Brown’s Indian Queen Hotel on Pennsylvania Avenue
Below is a painting of Brown’s Indian Queen Hotel situated on Pennsylvania Avenue.
Source: Library of Congress
The hotel was located on the northwest corner of 6th and Pennsylvania and was originally run by manager Jesse Brown, starting in 1810. Ten years later, he added a bright sign featuring Pocohontas and gave the hotel its name.
Unfortunately, like so much of historical Washington, the building no longer exists, and hasn’t for a long time. It was razed in 1935 after serving for a long time as the Metropolitan Hotel. Below is a 1921 map of the area around where the hotel was located.
Evidently, the hotel was the site of quite a number of historic events as saw countless notable guests. It’s supposed to be the location where the “Star-Spangled Banner” was first sung in 1814. For a time in 1847, it was the residence of a young congressman from Illinois by the name of Abraham Lincoln. It was also the site where, in 1841, John Tyler took the oath of office, succeeding the shortest tenured president, William Henry Harrison.
Washington was a dirty, muddy, small southern city when the hotel was one of the finest. In the early days, around the time of Andrew Jackson’s presidency, there were but half a dozen or so hotels in the city and the Indian Queen was the only one that was considered upper class. Even with a reputation as a good hotel, it still fronted Pennsylvania Ave., which at the time was a nasty, muddy street where you would see sheep, cows, pigs, and horses.
Jesse Brown was originally from Maryland, hailing from Havre de Grace (also where Cal Ripken, Jr. is from). Before arriving in D.C., he had done work learning the hotel business in both Hagerstown and Alexandria. Brown was very hospitable, making a habit of personally welcoming guests when they arrived by stagecoach. He would also often dine with the guests and decanters of wine and whiskey were placed on the table, free of charge to guests.
Dinner in the hotel was almost a family-style affair with Jesse greeting guests at the doors to the dining room while wearing his large white apron. He’d escort them to a seat and, placing himself at the head of the table, would carve whatever the main dish was and call for all guests to pass up their plates to be served.
The rates for a stay at the Indian Queen were $1.75 for a day, $10 per week, and $35 for a month. Those just passing through were charged 50 cents for breakfast and lunch or 75 cents for dinner.
Brown’s hotel is also where, in 1830, Sam Houston checked in to serve as an ambassador for the Cherokee Nation — before he was Texas’ senator.
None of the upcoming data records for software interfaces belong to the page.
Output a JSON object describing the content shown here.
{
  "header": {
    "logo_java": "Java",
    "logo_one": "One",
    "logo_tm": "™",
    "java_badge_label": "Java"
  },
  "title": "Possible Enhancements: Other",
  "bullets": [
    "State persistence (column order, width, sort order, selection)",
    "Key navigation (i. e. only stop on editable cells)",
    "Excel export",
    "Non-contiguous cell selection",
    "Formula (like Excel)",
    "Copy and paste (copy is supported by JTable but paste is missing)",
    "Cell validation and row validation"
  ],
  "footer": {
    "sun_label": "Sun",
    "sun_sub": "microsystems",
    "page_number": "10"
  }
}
One of the most famous incidents to take place at the Indian Queen happened on April 13th, 1830, in celebration of recently deceased founding father Thomas Jefferson’s birthday. This was a traditional banquet held by Democrats and all went smoothly, until the ceremonial toasts. At the time, President Andrew Jackson was feuding with Vice President, and southerner, John C. Calhoun, over the rights of states to nullify federal laws. The President stood tall, raised his glass and locked eyes with his Vice President, loudly proclaiming, “Our Union — it must be preserved!” Calhoun, not one to appreciate be addressed in that manner, raised his glass and stood to offer his own toast. “Our Union — next to our liberty, most dear! May we always remember that it can only be preserved by distributing equally the benefits and the burdens of the Union.”
The question of state’s rights and the sanctity of the Union was to be put to the test over the next three decades, leading up to the bloodiest time in American history, The Civil War (or War of Northern Aggression if you’re from the south).
The next toast was not so powerful, and didn’t resonate as much as the first two. Given my Secretary of State Martin Van Buren (and future president), he said “Mutual forbearance and reciprocal concessions. Through their agency our Union was founded. The patriotic spirit from which they emanated will forever sustain it.”
By the 1930s, it had fallen on hard times, and the building, then known as the Metropolitan Hotel was to be torn down with all its furnishings sold at auction, including the bar (I wonder where that ended up).